What this task involves =
Where the string "data" occurs in the material below, report the whole line.

..............................

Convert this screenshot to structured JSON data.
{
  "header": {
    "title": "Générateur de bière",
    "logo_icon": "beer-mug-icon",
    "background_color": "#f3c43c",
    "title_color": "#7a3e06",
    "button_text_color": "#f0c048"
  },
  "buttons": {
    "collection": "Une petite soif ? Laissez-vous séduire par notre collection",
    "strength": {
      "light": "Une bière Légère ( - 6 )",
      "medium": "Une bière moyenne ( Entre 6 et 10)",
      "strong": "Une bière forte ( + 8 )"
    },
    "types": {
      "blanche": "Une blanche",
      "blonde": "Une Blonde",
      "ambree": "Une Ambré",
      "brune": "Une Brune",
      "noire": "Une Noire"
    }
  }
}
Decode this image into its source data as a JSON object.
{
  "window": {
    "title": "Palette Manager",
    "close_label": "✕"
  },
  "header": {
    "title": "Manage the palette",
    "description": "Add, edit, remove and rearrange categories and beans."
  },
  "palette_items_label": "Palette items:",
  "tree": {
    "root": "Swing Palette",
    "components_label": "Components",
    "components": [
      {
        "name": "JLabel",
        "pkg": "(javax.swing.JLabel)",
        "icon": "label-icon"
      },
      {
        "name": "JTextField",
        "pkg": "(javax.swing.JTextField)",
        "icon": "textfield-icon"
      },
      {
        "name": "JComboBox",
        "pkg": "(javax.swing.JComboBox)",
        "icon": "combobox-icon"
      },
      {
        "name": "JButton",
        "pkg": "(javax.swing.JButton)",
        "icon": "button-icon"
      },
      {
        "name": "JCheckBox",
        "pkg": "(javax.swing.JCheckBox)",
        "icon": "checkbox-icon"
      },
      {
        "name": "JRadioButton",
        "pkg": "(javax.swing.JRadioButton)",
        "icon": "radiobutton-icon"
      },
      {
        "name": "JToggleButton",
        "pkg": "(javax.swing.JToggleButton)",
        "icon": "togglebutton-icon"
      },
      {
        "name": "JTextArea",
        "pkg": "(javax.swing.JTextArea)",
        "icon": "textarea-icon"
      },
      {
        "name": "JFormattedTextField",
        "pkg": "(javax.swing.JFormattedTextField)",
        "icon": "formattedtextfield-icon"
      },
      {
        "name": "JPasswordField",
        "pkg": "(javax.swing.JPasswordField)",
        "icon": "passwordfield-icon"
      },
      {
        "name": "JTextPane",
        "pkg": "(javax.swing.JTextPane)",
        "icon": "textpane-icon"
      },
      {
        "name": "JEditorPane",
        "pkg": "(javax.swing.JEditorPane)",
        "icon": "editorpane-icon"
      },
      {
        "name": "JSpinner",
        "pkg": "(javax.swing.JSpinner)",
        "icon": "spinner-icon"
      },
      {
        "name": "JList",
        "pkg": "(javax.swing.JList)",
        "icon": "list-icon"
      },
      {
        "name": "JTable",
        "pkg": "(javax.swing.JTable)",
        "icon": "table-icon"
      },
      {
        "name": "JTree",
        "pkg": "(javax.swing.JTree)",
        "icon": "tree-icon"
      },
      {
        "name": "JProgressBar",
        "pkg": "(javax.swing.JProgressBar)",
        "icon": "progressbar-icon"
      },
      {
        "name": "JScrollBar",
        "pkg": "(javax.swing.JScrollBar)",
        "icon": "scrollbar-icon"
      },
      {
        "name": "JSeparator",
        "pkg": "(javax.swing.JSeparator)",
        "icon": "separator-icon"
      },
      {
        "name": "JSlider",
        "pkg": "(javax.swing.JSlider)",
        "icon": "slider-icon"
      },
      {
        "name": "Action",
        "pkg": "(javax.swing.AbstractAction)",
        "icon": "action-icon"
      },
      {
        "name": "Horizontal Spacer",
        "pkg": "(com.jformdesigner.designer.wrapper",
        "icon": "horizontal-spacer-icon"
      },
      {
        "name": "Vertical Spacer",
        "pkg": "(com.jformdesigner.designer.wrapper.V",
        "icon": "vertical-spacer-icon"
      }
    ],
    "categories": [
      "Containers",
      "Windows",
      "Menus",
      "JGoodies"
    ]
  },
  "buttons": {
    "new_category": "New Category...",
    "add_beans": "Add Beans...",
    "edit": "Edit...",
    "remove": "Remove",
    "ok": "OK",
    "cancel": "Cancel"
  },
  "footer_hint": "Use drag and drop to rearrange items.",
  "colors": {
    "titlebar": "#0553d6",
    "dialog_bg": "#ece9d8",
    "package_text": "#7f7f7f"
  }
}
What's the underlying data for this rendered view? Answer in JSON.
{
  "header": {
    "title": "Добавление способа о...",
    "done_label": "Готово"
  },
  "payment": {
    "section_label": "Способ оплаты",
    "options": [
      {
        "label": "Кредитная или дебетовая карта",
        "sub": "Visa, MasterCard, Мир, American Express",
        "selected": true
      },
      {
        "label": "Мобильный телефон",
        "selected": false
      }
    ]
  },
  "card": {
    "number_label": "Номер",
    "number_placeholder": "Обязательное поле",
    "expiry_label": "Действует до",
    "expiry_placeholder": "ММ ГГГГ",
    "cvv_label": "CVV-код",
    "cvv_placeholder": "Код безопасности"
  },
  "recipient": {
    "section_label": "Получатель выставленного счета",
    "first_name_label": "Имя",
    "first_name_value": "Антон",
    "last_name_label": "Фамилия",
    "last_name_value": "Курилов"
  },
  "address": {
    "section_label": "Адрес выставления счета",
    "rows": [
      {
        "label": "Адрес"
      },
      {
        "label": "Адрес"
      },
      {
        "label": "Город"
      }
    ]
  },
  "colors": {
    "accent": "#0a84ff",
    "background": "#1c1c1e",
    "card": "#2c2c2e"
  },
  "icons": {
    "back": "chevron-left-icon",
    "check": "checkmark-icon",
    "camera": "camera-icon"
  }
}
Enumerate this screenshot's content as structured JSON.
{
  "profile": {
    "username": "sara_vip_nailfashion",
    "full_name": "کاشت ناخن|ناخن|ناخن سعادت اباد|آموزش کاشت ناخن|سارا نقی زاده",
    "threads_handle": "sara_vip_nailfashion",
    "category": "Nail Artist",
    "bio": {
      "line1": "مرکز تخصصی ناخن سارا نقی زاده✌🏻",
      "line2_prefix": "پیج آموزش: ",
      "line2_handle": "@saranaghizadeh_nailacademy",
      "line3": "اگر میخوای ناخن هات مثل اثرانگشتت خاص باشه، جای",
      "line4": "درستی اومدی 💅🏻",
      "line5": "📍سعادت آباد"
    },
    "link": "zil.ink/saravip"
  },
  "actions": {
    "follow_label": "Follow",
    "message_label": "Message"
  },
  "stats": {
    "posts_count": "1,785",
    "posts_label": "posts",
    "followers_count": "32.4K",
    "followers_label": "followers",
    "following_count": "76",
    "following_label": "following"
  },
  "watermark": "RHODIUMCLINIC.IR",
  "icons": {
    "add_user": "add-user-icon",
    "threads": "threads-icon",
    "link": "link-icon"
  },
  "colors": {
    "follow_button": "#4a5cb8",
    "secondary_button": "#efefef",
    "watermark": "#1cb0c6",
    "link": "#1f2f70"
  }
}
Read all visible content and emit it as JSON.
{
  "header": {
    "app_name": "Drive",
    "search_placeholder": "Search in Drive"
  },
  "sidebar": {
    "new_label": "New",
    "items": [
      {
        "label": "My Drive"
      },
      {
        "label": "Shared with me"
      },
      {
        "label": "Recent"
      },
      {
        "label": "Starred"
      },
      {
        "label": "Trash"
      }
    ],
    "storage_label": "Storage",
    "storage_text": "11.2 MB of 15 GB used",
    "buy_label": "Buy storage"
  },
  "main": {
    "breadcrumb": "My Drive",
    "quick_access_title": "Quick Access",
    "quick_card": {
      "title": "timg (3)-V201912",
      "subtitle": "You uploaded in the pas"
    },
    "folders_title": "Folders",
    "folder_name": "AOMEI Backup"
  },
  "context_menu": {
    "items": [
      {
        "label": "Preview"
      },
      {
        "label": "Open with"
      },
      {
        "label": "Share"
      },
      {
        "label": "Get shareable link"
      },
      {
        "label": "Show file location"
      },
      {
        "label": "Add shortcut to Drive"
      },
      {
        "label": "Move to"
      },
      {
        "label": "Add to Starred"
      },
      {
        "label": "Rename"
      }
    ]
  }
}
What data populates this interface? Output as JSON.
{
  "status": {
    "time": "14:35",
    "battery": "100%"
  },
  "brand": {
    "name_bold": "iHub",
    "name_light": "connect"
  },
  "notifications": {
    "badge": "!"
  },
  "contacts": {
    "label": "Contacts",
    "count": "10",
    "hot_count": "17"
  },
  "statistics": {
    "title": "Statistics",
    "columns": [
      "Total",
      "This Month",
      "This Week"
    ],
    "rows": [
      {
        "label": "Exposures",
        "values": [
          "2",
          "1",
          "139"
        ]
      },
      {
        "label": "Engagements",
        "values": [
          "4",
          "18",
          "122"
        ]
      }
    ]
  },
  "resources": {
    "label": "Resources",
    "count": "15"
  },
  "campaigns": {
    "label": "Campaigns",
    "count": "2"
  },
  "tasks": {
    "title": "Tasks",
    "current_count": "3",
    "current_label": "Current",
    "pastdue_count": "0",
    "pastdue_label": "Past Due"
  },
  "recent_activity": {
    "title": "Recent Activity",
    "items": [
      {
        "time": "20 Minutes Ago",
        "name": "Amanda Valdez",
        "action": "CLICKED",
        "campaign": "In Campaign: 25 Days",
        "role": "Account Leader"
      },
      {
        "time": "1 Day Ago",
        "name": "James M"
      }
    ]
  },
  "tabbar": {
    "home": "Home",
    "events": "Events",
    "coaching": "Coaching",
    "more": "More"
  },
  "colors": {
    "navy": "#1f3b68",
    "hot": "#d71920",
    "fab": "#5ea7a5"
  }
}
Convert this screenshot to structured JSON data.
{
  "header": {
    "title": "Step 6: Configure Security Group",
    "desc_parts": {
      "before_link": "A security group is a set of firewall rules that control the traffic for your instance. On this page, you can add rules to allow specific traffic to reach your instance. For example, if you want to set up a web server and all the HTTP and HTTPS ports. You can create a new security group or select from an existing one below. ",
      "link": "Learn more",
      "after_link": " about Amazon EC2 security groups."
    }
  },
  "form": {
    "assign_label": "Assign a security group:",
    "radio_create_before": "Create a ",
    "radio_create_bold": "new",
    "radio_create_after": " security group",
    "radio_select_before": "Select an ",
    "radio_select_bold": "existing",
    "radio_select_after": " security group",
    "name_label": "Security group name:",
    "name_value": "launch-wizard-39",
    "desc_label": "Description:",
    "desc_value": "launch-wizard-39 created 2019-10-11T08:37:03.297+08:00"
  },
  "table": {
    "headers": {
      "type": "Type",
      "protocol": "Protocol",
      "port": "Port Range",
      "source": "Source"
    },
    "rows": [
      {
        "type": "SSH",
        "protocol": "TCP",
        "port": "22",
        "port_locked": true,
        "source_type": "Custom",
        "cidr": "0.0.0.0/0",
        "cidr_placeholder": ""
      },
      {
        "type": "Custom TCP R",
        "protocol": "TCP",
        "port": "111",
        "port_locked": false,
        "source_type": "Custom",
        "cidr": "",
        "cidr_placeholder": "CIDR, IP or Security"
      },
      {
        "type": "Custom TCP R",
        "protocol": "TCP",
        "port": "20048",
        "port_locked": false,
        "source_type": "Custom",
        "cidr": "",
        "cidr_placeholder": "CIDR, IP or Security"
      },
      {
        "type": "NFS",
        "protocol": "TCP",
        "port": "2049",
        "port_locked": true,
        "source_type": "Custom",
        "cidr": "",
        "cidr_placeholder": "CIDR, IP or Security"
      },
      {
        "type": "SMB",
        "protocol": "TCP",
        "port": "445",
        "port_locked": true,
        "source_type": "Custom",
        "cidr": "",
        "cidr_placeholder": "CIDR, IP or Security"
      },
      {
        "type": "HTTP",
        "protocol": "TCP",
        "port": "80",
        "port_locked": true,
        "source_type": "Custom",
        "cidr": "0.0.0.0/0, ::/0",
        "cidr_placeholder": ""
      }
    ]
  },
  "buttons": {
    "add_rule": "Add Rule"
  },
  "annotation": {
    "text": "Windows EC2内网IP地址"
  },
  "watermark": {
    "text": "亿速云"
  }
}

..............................

Answer space =
Convert this screenshot to structured JSON data.
Decode this image into its source data as a JSON object.
What's the underlying data for this rendered view? Answer in JSON.
What data populates this interface? Output as JSON.
Convert this screenshot to structured JSON data.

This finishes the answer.